- Offer incentives and create rewards.
- Monitor and report program results to management and employees.
- Use the program results to improve waste prevention practices.
Taking these steps will identify areas where waste can be reduced. Even a small reduction in the waste stream across multiple properties can lead to significant overall savings on waste and recycling services.
Finally, consider re-evaluating the current waste contract, especially if it was signed prior to 2018 when the recycling ban really began to affect recycling costs. The market has changed significantly in the last year, and there may be other options available to lower the cost of disposal and recycling.
Production, use, and fate of all plastics ever made. Geyer, Roland, et.al. Science Advances, July 2017. https://advances.sciencemag.org/content/3/7/e1700782.full
Frontier Group: Trash in America
Environmental Research & Education Foundation: Analysis of MSW Landfill Tipping Fees, April 2018
World Bank: Trends in Solid Waste Management
U.S. Environmental Protection Agency WasteWise Program
About the author
Dan Studer started in the waste and recycling industry in 2002 and spent seven years in local and regional operational roles for top-tier waste companies.
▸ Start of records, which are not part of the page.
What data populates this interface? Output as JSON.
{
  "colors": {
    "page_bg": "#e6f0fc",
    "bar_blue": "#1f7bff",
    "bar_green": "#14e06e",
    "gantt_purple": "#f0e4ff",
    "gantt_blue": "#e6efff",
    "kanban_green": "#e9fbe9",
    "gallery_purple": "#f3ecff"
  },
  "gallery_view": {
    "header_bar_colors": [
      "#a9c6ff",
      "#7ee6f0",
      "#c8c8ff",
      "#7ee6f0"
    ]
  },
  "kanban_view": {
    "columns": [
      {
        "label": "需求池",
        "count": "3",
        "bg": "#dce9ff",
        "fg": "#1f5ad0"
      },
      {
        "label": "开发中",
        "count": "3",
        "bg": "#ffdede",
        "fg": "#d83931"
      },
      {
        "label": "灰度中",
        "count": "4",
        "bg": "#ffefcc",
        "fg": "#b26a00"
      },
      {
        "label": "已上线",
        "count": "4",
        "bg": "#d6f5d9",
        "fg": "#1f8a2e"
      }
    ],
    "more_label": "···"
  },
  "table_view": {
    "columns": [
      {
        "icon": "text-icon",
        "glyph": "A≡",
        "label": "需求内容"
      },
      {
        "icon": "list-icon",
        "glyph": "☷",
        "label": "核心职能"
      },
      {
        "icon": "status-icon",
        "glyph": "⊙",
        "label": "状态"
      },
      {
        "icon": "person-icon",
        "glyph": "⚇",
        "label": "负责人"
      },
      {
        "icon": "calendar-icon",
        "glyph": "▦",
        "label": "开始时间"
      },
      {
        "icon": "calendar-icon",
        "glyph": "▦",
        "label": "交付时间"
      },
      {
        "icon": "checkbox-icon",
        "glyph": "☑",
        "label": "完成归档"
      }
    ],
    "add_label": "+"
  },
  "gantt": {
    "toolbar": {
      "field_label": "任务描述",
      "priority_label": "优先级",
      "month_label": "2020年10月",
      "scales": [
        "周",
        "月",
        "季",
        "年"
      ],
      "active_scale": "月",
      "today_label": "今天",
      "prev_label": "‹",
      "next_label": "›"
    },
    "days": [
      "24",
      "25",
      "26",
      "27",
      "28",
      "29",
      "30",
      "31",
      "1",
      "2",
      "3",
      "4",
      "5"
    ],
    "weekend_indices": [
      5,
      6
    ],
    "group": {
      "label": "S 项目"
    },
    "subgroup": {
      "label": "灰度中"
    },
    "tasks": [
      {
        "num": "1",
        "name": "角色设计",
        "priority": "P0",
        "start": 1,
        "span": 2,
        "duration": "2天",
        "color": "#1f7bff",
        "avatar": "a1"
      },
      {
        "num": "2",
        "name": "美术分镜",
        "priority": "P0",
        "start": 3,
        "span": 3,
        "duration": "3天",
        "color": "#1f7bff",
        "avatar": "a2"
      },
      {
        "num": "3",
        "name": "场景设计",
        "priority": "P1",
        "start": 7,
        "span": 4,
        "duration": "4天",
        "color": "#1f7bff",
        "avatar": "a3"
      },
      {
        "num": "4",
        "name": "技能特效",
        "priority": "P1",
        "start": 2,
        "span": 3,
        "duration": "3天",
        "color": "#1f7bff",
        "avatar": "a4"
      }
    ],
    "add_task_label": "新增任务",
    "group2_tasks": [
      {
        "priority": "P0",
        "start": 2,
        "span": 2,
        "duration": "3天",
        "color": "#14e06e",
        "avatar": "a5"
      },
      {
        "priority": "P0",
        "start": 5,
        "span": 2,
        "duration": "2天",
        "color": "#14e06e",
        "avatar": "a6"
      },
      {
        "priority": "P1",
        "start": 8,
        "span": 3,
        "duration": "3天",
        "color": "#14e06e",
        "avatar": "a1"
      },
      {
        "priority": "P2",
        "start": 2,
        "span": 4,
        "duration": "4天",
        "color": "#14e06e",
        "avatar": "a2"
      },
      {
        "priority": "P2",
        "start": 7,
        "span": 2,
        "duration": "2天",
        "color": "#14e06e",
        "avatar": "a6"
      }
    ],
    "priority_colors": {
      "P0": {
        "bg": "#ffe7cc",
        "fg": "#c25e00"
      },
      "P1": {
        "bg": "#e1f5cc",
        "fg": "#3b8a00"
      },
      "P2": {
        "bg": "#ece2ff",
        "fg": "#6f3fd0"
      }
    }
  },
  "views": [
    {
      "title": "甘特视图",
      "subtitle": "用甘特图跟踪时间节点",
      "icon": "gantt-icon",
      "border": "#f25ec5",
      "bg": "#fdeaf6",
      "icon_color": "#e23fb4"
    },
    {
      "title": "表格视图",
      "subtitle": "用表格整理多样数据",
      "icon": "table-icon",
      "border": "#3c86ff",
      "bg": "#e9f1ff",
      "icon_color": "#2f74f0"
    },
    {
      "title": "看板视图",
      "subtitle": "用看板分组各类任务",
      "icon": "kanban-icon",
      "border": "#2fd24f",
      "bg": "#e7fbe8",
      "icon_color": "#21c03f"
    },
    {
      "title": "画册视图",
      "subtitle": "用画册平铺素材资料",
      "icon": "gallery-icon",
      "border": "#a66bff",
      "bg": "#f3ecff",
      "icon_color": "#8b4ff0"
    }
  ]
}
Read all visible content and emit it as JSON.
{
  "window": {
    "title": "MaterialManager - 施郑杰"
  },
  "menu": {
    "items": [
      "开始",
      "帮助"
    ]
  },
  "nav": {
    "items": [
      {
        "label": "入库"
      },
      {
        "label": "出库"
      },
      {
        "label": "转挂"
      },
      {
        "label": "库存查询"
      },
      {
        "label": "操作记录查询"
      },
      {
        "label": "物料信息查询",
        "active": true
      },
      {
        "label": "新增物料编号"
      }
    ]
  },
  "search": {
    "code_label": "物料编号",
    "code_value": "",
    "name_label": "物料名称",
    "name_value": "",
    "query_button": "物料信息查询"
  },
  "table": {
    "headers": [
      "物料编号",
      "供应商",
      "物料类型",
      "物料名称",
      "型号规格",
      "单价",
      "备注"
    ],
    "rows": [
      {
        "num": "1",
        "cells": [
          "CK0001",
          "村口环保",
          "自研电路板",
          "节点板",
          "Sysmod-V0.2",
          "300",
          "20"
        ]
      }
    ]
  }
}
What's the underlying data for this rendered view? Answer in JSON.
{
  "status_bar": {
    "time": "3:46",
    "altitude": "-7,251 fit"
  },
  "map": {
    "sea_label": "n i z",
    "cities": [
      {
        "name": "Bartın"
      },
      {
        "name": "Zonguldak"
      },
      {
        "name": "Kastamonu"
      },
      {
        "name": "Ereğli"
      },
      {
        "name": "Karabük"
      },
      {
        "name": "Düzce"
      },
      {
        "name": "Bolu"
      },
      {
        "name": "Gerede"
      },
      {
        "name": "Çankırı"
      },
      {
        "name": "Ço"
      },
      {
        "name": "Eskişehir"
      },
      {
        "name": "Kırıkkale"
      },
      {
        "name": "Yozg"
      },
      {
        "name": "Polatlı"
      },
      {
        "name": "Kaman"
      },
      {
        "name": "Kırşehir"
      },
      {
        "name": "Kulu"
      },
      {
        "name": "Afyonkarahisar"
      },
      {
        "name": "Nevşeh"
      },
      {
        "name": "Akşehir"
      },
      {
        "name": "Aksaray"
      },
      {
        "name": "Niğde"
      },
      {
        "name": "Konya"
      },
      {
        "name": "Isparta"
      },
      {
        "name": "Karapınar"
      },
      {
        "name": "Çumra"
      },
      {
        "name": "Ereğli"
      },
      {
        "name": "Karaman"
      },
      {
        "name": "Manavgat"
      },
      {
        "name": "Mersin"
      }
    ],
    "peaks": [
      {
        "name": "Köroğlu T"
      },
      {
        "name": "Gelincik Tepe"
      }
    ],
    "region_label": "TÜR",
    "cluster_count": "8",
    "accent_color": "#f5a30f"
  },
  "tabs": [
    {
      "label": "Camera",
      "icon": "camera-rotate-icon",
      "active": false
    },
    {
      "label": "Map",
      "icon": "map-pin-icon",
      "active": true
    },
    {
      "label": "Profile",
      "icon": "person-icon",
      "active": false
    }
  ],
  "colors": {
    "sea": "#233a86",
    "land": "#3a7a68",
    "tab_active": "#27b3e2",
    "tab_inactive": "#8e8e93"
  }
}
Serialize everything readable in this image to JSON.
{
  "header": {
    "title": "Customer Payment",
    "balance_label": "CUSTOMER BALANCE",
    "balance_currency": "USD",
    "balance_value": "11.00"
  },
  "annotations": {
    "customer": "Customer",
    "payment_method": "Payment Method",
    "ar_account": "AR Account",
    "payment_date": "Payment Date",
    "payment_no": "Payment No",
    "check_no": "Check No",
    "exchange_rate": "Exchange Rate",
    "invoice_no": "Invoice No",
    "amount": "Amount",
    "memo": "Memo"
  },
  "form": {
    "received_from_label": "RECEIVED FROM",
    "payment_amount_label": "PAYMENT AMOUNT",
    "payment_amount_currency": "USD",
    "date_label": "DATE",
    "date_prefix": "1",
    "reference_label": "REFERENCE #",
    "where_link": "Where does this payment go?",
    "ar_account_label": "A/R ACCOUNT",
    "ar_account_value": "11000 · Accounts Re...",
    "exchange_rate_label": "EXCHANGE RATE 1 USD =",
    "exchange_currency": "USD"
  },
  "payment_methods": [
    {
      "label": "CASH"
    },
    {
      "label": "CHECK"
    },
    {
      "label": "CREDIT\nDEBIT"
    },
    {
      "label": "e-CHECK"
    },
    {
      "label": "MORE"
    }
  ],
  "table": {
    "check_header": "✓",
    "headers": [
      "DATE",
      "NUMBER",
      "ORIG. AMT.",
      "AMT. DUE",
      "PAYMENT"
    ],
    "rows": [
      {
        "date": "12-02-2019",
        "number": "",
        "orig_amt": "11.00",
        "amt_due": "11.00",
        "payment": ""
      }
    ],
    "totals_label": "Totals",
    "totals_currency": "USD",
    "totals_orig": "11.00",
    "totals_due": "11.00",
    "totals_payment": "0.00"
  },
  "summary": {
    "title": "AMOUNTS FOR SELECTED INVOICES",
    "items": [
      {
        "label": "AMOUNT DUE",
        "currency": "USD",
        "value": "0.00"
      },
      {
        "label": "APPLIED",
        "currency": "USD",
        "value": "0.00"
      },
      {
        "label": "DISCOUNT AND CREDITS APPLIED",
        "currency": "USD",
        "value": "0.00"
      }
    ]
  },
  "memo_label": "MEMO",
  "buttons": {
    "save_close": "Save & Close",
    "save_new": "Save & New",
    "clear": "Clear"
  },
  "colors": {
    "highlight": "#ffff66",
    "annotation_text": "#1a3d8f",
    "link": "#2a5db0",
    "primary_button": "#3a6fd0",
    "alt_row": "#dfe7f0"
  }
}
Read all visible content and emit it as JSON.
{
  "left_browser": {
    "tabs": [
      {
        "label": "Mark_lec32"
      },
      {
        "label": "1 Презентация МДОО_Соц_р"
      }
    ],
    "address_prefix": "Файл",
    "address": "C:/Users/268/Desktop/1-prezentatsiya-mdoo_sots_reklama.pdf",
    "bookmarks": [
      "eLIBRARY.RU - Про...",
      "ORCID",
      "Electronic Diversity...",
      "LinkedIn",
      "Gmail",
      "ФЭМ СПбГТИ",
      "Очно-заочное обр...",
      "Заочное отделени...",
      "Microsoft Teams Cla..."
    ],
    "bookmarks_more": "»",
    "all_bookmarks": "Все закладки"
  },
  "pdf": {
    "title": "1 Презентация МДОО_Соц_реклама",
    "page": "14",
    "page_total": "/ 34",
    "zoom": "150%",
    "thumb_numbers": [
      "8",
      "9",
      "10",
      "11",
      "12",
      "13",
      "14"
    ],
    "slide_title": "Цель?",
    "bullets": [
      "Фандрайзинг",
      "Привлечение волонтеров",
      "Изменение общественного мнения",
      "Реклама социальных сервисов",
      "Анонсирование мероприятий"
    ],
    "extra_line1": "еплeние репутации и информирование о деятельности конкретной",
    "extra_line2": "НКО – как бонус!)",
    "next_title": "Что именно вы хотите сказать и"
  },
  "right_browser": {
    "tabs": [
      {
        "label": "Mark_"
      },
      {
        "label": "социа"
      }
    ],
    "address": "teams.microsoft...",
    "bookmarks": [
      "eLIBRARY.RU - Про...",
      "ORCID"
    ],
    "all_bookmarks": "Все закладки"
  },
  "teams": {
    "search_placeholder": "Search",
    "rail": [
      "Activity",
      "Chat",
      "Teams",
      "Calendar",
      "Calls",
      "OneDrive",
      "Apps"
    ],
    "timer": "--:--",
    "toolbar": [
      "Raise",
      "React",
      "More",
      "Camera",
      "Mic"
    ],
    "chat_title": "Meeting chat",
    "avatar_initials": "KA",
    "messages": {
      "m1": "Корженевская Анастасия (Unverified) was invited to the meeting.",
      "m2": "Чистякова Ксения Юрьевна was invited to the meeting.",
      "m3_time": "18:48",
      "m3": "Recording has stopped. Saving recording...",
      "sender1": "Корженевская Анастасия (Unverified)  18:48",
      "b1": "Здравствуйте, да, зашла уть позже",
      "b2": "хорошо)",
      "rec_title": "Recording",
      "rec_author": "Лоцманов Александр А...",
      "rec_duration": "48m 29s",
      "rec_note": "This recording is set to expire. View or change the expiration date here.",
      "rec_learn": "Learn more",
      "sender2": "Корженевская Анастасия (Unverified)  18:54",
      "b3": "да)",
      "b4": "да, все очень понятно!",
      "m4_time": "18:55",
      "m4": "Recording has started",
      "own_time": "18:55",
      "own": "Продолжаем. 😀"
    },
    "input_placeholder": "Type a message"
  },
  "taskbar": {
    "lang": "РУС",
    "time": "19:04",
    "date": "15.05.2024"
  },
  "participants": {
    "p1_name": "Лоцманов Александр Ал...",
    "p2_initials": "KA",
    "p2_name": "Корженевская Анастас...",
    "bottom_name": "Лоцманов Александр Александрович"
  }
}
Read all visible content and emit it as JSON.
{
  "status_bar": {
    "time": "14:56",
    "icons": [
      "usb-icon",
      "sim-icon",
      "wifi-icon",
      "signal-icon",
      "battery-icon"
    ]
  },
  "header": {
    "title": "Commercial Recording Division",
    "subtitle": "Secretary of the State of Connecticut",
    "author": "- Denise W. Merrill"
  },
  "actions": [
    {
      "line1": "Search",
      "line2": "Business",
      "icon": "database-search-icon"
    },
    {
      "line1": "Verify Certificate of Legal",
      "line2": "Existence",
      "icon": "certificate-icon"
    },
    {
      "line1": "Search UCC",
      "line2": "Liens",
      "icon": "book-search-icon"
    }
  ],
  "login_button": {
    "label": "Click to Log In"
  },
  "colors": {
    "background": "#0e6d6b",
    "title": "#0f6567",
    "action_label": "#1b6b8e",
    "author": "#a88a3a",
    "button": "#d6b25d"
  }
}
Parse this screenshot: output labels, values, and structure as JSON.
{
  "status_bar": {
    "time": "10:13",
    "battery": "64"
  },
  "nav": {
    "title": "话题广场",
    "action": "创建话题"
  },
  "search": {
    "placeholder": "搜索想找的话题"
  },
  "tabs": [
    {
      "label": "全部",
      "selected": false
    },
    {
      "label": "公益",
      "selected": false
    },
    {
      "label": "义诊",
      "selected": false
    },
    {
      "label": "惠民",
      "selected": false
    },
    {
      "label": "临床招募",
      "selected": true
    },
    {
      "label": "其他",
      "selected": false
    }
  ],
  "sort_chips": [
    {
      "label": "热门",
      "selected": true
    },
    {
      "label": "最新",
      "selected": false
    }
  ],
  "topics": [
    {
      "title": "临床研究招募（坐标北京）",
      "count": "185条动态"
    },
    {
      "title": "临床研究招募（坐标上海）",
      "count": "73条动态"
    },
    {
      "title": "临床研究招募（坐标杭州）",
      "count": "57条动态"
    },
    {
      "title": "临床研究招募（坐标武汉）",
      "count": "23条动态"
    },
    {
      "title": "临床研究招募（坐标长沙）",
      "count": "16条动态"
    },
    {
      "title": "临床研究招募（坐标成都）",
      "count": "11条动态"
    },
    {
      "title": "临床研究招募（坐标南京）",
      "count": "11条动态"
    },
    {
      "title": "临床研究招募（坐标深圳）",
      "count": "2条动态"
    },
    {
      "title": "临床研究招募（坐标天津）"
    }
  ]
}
As a major account executive in both the Chicago and Houston markets, Dan has worked with industrial and commercial clients to analyze and “right-size” waste streams for large-scale facilities and multi-property portfolios across the country. He specializes in creating custom service plans for major commercial clients. Dan is the division manager for commercial waste at ZTERS Waste Solutions, www.zters.com.